Patreon has taken hold in some sectors, such as podcasting. Podcasting lends itself well to Patreon’s business model because podcasts are usually released on a regular basis and podcasters have repeated opportunities to encourage listeners to contribute. A recent scan of Patreon’s creator base showed only a few Minnesota users, but it’s worth searching for your favorite creators to see whether you can be part of their Patreon base. Expect to hear more about this platform in the coming months as more organizations and individual creators learn to use it effectively.
Kiva started in 2005 as an international platform for person-to-person loans aimed at alleviating poverty. Today Kiva has 2.2 million borrowers in 82 countries, who have been lent nearly $1 billion through Kiva. Repayment rates top 97 percent, and loans begin at $25. Interested lenders can browse projects by country or by category. Projects are vetted by the Kiva staff and go through an underwriting and approval process.

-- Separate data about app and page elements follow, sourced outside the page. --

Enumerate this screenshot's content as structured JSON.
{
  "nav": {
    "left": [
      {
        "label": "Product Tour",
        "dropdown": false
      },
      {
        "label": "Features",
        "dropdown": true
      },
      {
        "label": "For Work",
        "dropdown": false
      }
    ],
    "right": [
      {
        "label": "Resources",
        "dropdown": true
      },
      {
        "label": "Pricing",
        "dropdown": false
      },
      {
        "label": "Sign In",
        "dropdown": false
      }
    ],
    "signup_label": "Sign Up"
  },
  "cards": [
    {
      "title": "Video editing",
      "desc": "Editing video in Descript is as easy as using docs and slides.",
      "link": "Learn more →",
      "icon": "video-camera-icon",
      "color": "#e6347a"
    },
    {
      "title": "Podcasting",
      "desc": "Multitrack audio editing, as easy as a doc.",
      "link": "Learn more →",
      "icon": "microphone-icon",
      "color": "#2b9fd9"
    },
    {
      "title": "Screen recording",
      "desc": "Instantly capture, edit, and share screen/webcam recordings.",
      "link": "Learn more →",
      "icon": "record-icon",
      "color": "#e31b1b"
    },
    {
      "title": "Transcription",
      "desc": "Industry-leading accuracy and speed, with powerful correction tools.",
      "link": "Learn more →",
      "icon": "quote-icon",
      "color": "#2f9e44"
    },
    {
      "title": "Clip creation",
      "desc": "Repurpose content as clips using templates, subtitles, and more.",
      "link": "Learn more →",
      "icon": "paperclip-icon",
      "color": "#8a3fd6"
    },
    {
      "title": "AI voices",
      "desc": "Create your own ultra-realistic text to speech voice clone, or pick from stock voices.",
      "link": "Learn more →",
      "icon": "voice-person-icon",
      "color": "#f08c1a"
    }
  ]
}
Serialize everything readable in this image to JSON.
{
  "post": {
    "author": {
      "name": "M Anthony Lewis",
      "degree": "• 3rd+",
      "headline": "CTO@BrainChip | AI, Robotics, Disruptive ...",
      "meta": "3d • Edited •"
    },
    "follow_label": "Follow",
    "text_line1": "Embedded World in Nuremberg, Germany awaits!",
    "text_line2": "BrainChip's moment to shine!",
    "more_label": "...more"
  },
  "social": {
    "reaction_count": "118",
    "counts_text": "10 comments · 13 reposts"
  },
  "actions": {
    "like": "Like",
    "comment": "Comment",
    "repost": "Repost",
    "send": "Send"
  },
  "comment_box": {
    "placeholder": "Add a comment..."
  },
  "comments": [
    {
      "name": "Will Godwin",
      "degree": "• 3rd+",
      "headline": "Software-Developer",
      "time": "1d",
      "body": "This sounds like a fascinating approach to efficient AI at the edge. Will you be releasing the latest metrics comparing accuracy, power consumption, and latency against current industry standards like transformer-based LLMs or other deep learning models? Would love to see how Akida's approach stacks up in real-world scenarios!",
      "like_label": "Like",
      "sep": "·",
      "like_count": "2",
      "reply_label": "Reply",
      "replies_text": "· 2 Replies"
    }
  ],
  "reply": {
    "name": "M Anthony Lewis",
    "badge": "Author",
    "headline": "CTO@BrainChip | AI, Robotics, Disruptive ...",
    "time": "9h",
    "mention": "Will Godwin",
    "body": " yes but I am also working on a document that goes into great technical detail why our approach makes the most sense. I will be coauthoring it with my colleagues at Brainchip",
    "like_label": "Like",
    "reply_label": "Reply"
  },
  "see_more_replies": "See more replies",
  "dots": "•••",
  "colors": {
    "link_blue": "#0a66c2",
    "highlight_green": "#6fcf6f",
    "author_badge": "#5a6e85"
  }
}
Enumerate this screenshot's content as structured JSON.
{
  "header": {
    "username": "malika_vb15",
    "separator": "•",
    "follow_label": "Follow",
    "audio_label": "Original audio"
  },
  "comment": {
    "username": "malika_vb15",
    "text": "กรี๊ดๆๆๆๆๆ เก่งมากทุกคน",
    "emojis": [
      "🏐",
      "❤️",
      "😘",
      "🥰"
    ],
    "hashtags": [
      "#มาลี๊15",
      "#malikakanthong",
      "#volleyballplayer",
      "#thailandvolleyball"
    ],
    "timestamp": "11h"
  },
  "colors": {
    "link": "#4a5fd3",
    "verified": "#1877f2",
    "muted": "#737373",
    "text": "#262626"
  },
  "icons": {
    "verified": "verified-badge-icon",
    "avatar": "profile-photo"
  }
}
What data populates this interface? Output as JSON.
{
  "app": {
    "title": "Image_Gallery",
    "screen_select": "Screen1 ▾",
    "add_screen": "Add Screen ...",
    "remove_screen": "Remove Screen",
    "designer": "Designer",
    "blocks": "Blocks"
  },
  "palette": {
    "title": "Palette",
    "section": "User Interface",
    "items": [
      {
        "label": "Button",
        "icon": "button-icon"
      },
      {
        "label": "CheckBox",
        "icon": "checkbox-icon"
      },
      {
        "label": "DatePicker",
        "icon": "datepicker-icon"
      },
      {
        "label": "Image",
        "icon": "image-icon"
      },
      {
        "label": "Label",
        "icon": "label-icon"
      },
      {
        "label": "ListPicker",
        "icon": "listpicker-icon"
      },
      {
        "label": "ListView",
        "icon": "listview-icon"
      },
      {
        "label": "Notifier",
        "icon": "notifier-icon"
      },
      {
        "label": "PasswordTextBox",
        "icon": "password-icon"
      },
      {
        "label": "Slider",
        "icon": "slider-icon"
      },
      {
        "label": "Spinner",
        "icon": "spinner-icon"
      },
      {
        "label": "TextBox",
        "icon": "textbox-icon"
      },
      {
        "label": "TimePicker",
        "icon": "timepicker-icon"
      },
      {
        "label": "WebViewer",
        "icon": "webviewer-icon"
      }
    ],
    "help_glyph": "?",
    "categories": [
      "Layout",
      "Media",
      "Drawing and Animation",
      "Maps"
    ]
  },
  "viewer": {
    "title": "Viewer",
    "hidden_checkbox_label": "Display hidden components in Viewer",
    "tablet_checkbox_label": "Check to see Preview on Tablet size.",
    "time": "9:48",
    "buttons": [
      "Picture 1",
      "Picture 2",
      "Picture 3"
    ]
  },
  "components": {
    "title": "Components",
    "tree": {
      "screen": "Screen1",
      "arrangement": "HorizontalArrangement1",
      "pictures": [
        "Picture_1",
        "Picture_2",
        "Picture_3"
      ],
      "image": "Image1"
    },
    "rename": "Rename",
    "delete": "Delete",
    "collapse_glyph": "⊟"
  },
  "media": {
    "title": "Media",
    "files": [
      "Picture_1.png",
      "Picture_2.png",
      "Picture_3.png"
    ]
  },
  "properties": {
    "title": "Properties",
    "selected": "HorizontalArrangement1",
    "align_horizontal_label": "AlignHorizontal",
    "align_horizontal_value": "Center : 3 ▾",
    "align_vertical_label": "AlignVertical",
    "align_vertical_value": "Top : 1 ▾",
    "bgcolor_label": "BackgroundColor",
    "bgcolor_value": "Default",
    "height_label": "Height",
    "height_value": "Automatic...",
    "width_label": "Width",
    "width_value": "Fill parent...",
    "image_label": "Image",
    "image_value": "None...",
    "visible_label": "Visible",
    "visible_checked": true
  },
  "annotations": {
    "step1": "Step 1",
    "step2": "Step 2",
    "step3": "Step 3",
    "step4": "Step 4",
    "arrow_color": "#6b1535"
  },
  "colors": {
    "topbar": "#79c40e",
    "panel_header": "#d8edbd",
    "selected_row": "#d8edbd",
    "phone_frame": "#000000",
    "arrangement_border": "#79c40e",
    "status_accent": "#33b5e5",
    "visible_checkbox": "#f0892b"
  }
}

Since its launch, Kiva also has brought its online micro-finance platform to the U.S., and the platform is becoming more widely known and used in our own country as well as globally. Browsing Kiva offers hundreds of investment opportunities, all aimed at lifting people out of poverty and supporting social entrepreneurs. All loaned money goes to the borrower—none goes to Kiva, which supports itself through grants and voluntary contributions from its lenders. Kiva also encourages lenders to reinvest their dollars in new loans once they’ve been repaid. Many Kiva lenders fund multiple sequential projects and remain loyal to the platform over time.
If you have never visited Kiva, you will find hundreds of worthwhile projects to consider. And if you have never considered becoming a micro-finance lender, Kiva just might convince you to try it.
There are dozens of other microfinance and crowdfunding platforms that reach grassroots organizations and individuals who may fly under the radar of larger charities. But some big charities are getting into the picture, too. The Louvre has used crowdfunding to purchase new works for its collection, for example.
Other sites to explore for your year-end giving? Indiegogo and Go Fund Me both list dozens of Minnesota projects. Or check out Fund My Travel and see whether one of the projects inspires you to help someone take a needed or even a dream trip to broaden their horizons, attend a conference, study a language or visit a relative.
Whatever platform draws you in, it’s never been easier to find and investigate hundreds of projects that can benefit from small increments of your dollars. It could make for some very special stocking-stuffers.
Sarah Lutman is a St. Paul-based independent consultant and writer for clients in the cultural, media and philanthropic sectors.